*** Opening DATA FOR PROCESSING ***

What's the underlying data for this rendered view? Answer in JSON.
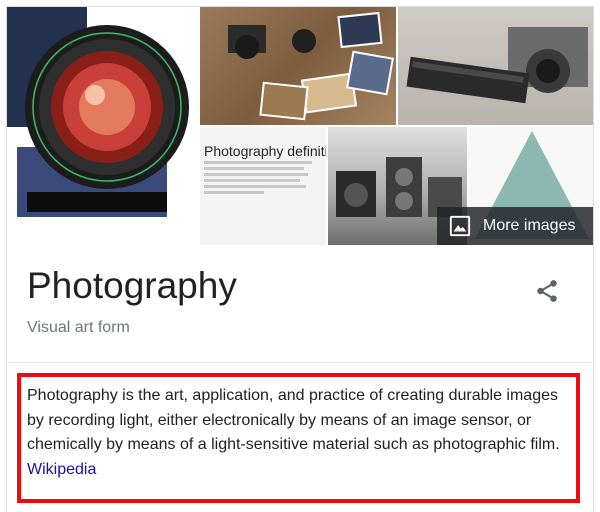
{
  "images": [
    {
      "name": "camera-lens-image"
    },
    {
      "name": "camera-prints-desk-image"
    },
    {
      "name": "film-camera-image"
    },
    {
      "name": "photography-definition-image",
      "title": "Photography definitio"
    },
    {
      "name": "vintage-cameras-image"
    },
    {
      "name": "exposure-triangle-image"
    }
  ],
  "more_images": {
    "label": "More images",
    "icon": "image-icon"
  },
  "entity": {
    "title": "Photography",
    "subtitle": "Visual art form",
    "share_icon": "share-icon"
  },
  "description": {
    "text": "Photography is the art, application, and practice of creating durable images by recording light, either electronically by means of an image sensor, or chemically by means of a light-sensitive material such as photographic film.",
    "source_link": "Wikipedia"
  },
  "colors": {
    "highlight_border": "#ee0b12",
    "link": "#1a0dab",
    "title_text": "#202124",
    "subtitle_text": "#70757a"
  }
}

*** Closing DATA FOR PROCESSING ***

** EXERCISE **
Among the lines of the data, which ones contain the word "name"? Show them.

** REPLY **
      "name": "camera-lens-image"
      "name": "camera-prints-desk-image"
      "name": "film-camera-image"
      "name": "photography-definition-image",
      "name": "vintage-cameras-image"
      "name": "exposure-triangle-image"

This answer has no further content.